Whitman has regularly backhanded Schwarzenegger on the trail, and in an interview, she criticizes him for having tried to do too many things. Contrasting herself to Schwarzenegger, Whitman says she understands that “you’re only as good as the people who work for you.”
But the people who advised and managed Schwarzenegger during his most dramatic failures, I point out, are now on her payroll, advising her on strategy. “In the end you have to be accountable for the people you hire,” she says, “and the advice you take or don’t take.”
Whitman, with her array of advisers and pollsters sifting the ones and zeros of the electorate, ultimately sees California as a numbers game. A GOP consultant I spoke with says Whitman versus Brown is really science versus art, and Whitman has “bought the laboratory.”
And the laboratory has figured out just about everything except … the story. As her GOP speech reaches its climax, Whitman addresses why she’s spending millions of dollars to win this election. “I have put my money into this race,” she acknowledges, “but more than that, I have put my heart and soul into this struggle.”
For a minute, there is a curious charge in the room. It sounds like she’s about to divulge an emotional purpose heretofore unseen in her ironsided campaign juggernaut.
“After twenty months, the pundits still ask why I am running for governor of California,” she says, echoing exactly what pundits in the press gallery are thinking.
“The reason I am running for governor of California is”—the $100 million moment of truth, the beating heart of Whitman’s passion, revealed—“I refuse to believe our state cannot be better than it is.”
“I say, ‘This is not an action movie, I’m sorry to disappoint you,’ ” says Arnold Schwarzenegger.
When he takes a seat at the end of the 25-foot conference table, he’s like a human boulder in an olive-green suit and red tie, wearing alligator loafers and a watch with a face roughly the size of a coffee mug.
“California will always be the dream state,” says Schwarzenegger, sitting in his wood-paneled office adorned with countless pictures of Ronald Reagan, his hero. “I never say anywhere that the dream is dead. Someone else said that or somebody put the words in my mouth, because I would never say that. Because to me, the dream is the hope that you have, and the hope and the dream and the vision is always bright.”
Nowadays, Schwarzenegger’s high-watt optimism can seem like a comic charade amid the state’s smoldering ruins. But even Schwarzenegger, the indefatigable optimist, the onetime “Governator” whose epic California story vaulted him to power in 2003, has the air of a weary actor after a long, disastrous production. Twenty-two percent approval rating. Given his budget woes, when he bids me heft his prop sword from the Conan the Barbarian film, kept in a case near his office door, his requisite punch line feels drained of a former thrust: “I use it to cut da budget.”
But Schwarzenegger is surprisingly candid about the pitfalls of the office he’s held for the term-limited seven years, a cautionary tale for the candidates vying to replace him. “The voters can change what is a priority very quickly,” he says, comparing the governing of California to, variously, steering the Titanic, skiing a slalom course, starring in a bad movie, and, of course, bodybuilding.

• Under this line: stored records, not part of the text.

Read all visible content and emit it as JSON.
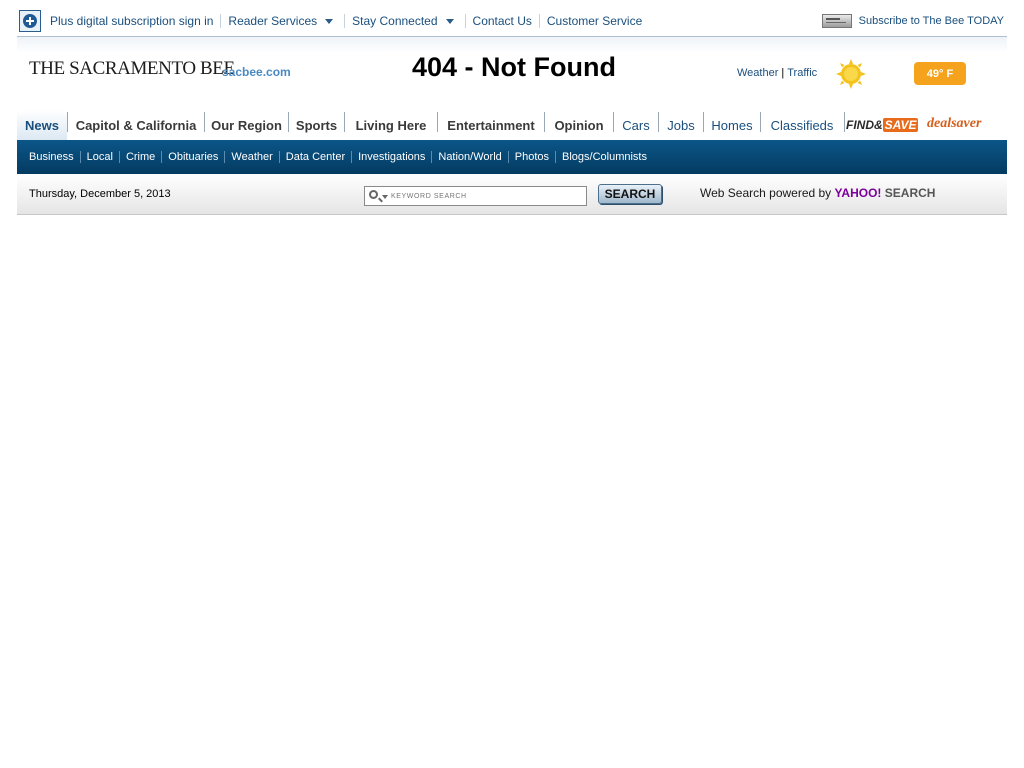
{
  "topbar": {
    "plus_link": "Plus digital subscription sign in",
    "reader_services": "Reader Services",
    "stay_connected": "Stay Connected",
    "contact_us": "Contact Us",
    "customer_service": "Customer Service",
    "subscribe": "Subscribe to The Bee TODAY"
  },
  "masthead": {
    "logo_text": "THE SACRAMENTO BEE",
    "site": "sacbee.com",
    "page_title": "404 - Not Found",
    "weather_link": "Weather",
    "separator": "|",
    "traffic_link": "Traffic",
    "temperature": "49° F"
  },
  "mainnav": {
    "items": [
      {
        "label": "News"
      },
      {
        "label": "Capitol & California"
      },
      {
        "label": "Our Region"
      },
      {
        "label": "Sports"
      },
      {
        "label": "Living Here"
      },
      {
        "label": "Entertainment"
      },
      {
        "label": "Opinion"
      },
      {
        "label": "Cars"
      },
      {
        "label": "Jobs"
      },
      {
        "label": "Homes"
      },
      {
        "label": "Classifieds"
      }
    ],
    "findsave_find": "FIND&",
    "findsave_save": "SAVE",
    "dealsaver": "dealsaver"
  },
  "subnav": {
    "items": [
      "Business",
      "Local",
      "Crime",
      "Obituaries",
      "Weather",
      "Data Center",
      "Investigations",
      "Nation/World",
      "Photos",
      "Blogs/Columnists"
    ]
  },
  "datebar": {
    "date": "Thursday, December 5, 2013",
    "search_placeholder": "KEYWORD SEARCH",
    "search_button": "SEARCH",
    "websearch_prefix": "Web Search powered by",
    "websearch_yahoo": "YAHOO!",
    "websearch_suffix": "SEARCH"
  },
  "colors": {
    "link_blue": "#1a4f7e",
    "subnav_blue": "#0b5688",
    "temp_orange": "#f5a21c"
  }
}
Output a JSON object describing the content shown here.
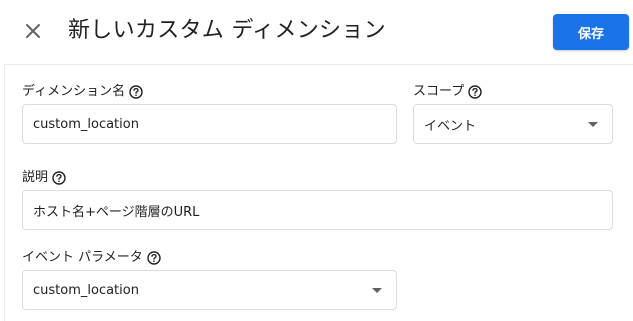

When his goal was to become Mr. Universe in the late sixties, he explains, “nobody said in the middle, ‘Whoah, whoah, whoah, become the soccer champion.’ Wait a minute, I can’t now run as fast with these legs that are lifting 500 pounds! C’mon, don’t throw me off here. That’s why I got out of soccer.”
In this metaphor, the economic collapse was the surprise soccer challenge, which seemed to blow up Schwarzenegger’s efforts to slash the budget with his Conan sword while also passing progressive reforms, forcing him to make jobs the top, and really only, priority.
“But in the meantime, this Titanic,” he says. “You can only deviate a little bit, and you say, ‘Okay, I see the job thing, let me work on that also, but in the meantime don’t let me get off track here because I could be very successful with this.’ ”
Schwarzenegger’s decline in the polls is less about him than it is about a lost faith in the possibility of fixing California. The California Legislature, which requires a two-thirds vote to raise taxes or pass a budget, is composed of hard-left and hard-right factions, each forced into extremes by gerrymandering and term limits.
“You step on somebody’s else’s feet, and the war begins,” says Schwarzenegger. “And they try to derail you and make you look small and reduce you and spin it a different way. Instead of trying to be fiscally responsible, you’re taking food out of poor people’s mouths.”